#### [Task to complete]
Could you repeat all of the entries below, character for character?

======== Source data ========

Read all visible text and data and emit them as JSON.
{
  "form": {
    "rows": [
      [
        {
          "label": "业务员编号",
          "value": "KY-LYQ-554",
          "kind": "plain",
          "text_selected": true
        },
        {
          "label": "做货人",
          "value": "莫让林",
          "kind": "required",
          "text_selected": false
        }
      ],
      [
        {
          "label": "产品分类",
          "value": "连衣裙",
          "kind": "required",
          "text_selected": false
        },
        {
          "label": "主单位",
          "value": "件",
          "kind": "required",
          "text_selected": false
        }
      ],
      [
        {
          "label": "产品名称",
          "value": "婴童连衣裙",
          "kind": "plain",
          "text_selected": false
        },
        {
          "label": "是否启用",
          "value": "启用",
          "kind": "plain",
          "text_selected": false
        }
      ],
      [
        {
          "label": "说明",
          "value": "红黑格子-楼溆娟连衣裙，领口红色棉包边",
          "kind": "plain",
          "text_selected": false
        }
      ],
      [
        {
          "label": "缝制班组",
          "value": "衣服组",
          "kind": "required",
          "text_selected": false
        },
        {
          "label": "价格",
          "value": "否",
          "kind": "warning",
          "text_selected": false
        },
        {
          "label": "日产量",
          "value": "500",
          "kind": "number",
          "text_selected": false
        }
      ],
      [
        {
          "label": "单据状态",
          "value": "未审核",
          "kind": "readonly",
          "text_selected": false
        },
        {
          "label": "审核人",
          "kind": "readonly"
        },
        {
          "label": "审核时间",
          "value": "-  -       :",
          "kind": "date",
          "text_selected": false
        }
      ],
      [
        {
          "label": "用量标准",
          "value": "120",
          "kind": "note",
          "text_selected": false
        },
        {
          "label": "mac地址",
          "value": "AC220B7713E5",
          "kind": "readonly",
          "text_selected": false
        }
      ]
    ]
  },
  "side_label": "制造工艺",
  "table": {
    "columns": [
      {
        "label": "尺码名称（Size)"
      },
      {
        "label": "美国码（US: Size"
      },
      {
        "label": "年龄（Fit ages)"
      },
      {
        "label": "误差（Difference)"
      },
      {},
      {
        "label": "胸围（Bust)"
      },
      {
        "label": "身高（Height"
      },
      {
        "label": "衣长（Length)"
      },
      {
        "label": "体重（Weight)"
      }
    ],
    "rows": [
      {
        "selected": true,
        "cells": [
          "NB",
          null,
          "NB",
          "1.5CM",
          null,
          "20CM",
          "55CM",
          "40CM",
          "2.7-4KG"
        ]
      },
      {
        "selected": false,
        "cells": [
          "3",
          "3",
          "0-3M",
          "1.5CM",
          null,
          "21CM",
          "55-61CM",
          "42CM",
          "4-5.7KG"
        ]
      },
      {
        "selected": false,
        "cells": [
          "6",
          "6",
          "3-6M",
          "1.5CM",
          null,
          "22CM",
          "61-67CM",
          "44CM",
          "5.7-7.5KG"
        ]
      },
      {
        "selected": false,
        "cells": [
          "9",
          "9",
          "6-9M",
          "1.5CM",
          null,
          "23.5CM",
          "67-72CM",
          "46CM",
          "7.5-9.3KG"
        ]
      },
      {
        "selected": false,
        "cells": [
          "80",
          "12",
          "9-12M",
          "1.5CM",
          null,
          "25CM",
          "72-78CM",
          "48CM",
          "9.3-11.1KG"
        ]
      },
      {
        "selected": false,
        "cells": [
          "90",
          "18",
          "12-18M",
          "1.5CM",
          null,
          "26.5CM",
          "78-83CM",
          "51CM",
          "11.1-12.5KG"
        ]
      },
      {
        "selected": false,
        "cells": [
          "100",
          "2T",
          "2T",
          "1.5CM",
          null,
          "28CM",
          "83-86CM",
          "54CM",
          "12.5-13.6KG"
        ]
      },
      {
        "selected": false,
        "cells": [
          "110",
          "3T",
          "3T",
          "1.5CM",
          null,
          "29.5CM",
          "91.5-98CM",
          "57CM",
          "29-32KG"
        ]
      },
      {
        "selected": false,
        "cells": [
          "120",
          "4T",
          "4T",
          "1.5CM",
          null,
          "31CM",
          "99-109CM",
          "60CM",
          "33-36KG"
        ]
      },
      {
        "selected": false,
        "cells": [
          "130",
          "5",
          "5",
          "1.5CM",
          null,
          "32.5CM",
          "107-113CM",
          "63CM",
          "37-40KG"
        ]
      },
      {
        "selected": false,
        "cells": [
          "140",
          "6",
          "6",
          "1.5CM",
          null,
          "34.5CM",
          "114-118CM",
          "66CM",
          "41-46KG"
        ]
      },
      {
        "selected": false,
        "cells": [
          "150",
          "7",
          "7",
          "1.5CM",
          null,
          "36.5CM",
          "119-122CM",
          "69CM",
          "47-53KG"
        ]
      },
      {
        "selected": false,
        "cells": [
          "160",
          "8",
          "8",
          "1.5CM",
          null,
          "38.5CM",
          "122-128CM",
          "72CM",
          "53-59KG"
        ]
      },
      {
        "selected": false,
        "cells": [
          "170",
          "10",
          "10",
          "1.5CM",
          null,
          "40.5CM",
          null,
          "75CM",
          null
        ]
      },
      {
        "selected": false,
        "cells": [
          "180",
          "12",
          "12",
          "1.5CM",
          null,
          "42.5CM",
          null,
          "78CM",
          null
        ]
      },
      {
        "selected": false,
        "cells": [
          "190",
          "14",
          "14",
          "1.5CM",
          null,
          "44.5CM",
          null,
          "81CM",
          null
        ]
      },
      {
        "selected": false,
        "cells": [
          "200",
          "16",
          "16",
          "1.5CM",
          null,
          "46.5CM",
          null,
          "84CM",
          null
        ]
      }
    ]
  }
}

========

#### [Answer box]
Read all visible text and data and emit them as JSON.
{
  "form": {
    "rows": [
      [
        {
          "label": "业务员编号",
          "value": "KY-LYQ-554",
          "kind": "plain",
          "text_selected": true
        },
        {
          "label": "做货人",
          "value": "莫让林",
          "kind": "required",
          "text_selected": false
        }
      ],
      [
        {
          "label": "产品分类",
          "value": "连衣裙",
          "kind": "required",
          "text_selected": false
        },
        {
          "label": "主单位",
          "value": "件",
          "kind": "required",
          "text_selected": false
        }
      ],
      [
        {
          "label": "产品名称",
          "value": "婴童连衣裙",
          "kind": "plain",
          "text_selected": false
        },
        {
          "label": "是否启用",
          "value": "启用",
          "kind": "plain",
          "text_selected": false
        }
      ],
      [
        {
          "label": "说明",
          "value": "红黑格子-楼溆娟连衣裙，领口红色棉包边",
          "kind": "plain",
          "text_selected": false
        }
      ],
      [
        {
          "label": "缝制班组",
          "value": "衣服组",
          "kind": "required",
          "text_selected": false
        },
        {
          "label": "价格",
          "value": "否",
          "kind": "warning",
          "text_selected": false
        },
        {
          "label": "日产量",
          "value": "500",
          "kind": "number",
          "text_selected": false
        }
      ],
      [
        {
          "label": "单据状态",
          "value": "未审核",
          "kind": "readonly",
          "text_selected": false
        },
        {
          "label": "审核人",
          "kind": "readonly"
        },
        {
          "label": "审核时间",
          "value": "-  -       :",
          "kind": "date",
          "text_selected": false
        }
      ],
      [
        {
          "label": "用量标准",
          "value": "120",
          "kind": "note",
          "text_selected": false
        },
        {
          "label": "mac地址",
          "value": "AC220B7713E5",
          "kind": "readonly",
          "text_selected": false
        }
      ]
    ]
  },
  "side_label": "制造工艺",
  "table": {
    "columns": [
      {
        "label": "尺码名称（Size)"
      },
      {
        "label": "美国码（US: Size"
      },
      {
        "label": "年龄（Fit ages)"
      },
      {
        "label": "误差（Difference)"
      },
      {},
      {
        "label": "胸围（Bust)"
      },
      {
        "label": "身高（Height"
      },
      {
        "label": "衣长（Length)"
      },
      {
        "label": "体重（Weight)"
      }
    ],
    "rows": [
      {
        "selected": true,
        "cells": [
          "NB",
          null,
          "NB",
          "1.5CM",
          null,
          "20CM",
          "55CM",
          "40CM",
          "2.7-4KG"
        ]
      },
      {
        "selected": false,
        "cells": [
          "3",
          "3",
          "0-3M",
          "1.5CM",
          null,
          "21CM",
          "55-61CM",
          "42CM",
          "4-5.7KG"
        ]
      },
      {
        "selected": false,
        "cells": [
          "6",
          "6",
          "3-6M",
          "1.5CM",
          null,
          "22CM",
          "61-67CM",
          "44CM",
          "5.7-7.5KG"
        ]
      },
      {
        "selected": false,
        "cells": [
          "9",
          "9",
          "6-9M",
          "1.5CM",
          null,
          "23.5CM",
          "67-72CM",
          "46CM",
          "7.5-9.3KG"
        ]
      },
      {
        "selected": false,
        "cells": [
          "80",
          "12",
          "9-12M",
          "1.5CM",
          null,
          "25CM",
          "72-78CM",
          "48CM",
          "9.3-11.1KG"
        ]
      },
      {
        "selected": false,
        "cells": [
          "90",
          "18",
          "12-18M",
          "1.5CM",
          null,
          "26.5CM",
          "78-83CM",
          "51CM",
          "11.1-12.5KG"
        ]
      },
      {
        "selected": false,
        "cells": [
          "100",
          "2T",
          "2T",
          "1.5CM",
          null,
          "28CM",
          "83-86CM",
          "54CM",
          "12.5-13.6KG"
        ]
      },
      {
        "selected": false,
        "cells": [
          "110",
          "3T",
          "3T",
          "1.5CM",
          null,
          "29.5CM",
          "91.5-98CM",
          "57CM",
          "29-32KG"
        ]
      },
      {
        "selected": false,
        "cells": [
          "120",
          "4T",
          "4T",
          "1.5CM",
          null,
          "31CM",
          "99-109CM",
          "60CM",
          "33-36KG"
        ]
      },
      {
        "selected": false,
        "cells": [
          "130",
          "5",
          "5",
          "1.5CM",
          null,
          "32.5CM",
          "107-113CM",
          "63CM",
          "37-40KG"
        ]
      },
      {
        "selected": false,
        "cells": [
          "140",
          "6",
          "6",
          "1.5CM",
          null,
          "34.5CM",
          "114-118CM",
          "66CM",
          "41-46KG"
        ]
      },
      {
        "selected": false,
        "cells": [
          "150",
          "7",
          "7",
          "1.5CM",
          null,
          "36.5CM",
          "119-122CM",
          "69CM",
          "47-53KG"
        ]
      },
      {
        "selected": false,
        "cells": [
          "160",
          "8",
          "8",
          "1.5CM",
          null,
          "38.5CM",
          "122-128CM",
          "72CM",
          "53-59KG"
        ]
      },
      {
        "selected": false,
        "cells": [
          "170",
          "10",
          "10",
          "1.5CM",
          null,
          "40.5CM",
          null,
          "75CM",
          null
        ]
      },
      {
        "selected": false,
        "cells": [
          "180",
          "12",
          "12",
          "1.5CM",
          null,
          "42.5CM",
          null,
          "78CM",
          null
        ]
      },
      {
        "selected": false,
        "cells": [
          "190",
          "14",
          "14",
          "1.5CM",
          null,
          "44.5CM",
          null,
          "81CM",
          null
        ]
      },
      {
        "selected": false,
        "cells": [
          "200",
          "16",
          "16",
          "1.5CM",
          null,
          "46.5CM",
          null,
          "84CM",
          null
        ]
      }
    ]
  }
}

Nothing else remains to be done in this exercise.